*** Opening of RECORD SET ***

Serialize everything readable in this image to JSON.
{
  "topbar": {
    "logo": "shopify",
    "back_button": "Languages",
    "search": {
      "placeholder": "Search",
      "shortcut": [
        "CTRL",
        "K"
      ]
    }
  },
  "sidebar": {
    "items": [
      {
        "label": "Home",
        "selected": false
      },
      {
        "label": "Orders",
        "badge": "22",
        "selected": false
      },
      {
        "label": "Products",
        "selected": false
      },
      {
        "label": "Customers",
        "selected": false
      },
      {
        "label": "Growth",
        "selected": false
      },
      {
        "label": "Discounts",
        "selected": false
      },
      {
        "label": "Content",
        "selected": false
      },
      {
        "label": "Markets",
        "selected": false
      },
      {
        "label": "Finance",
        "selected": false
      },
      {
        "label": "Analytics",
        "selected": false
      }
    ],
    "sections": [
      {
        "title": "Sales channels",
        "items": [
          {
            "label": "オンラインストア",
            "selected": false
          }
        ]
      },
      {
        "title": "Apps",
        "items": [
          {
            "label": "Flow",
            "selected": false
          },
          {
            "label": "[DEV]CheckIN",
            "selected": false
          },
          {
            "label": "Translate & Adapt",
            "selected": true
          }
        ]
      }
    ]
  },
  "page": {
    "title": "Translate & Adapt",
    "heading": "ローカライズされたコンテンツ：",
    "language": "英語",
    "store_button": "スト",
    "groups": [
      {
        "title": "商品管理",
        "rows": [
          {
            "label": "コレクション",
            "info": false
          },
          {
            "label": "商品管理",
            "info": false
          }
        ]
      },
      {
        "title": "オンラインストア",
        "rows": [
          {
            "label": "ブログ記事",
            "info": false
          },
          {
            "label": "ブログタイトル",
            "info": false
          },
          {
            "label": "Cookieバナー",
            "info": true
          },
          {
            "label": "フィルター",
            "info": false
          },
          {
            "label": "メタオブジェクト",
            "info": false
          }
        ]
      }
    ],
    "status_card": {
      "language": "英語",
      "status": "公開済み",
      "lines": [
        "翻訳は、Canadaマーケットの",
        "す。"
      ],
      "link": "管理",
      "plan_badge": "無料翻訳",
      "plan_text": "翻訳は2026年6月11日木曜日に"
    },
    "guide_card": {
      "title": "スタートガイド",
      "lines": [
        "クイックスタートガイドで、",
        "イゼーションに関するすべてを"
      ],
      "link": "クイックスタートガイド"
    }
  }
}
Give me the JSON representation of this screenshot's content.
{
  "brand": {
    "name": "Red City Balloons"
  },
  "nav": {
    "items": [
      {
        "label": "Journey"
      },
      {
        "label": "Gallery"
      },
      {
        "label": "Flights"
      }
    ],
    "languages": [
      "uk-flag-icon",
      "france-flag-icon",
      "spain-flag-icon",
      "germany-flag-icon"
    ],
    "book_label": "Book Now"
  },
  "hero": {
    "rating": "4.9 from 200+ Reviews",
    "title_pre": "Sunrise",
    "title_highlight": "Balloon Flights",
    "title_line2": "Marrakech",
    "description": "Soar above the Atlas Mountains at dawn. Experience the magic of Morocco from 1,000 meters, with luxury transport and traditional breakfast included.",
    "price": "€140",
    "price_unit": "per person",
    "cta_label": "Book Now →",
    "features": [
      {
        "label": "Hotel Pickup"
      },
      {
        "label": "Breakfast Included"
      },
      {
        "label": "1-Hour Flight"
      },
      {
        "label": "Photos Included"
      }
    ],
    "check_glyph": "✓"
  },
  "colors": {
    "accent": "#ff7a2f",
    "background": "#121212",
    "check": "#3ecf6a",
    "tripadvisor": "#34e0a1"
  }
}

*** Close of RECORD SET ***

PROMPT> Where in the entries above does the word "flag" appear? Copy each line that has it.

TASK ANSWER>
      "uk-flag-icon",
      "france-flag-icon",
      "spain-flag-icon",
      "germany-flag-icon"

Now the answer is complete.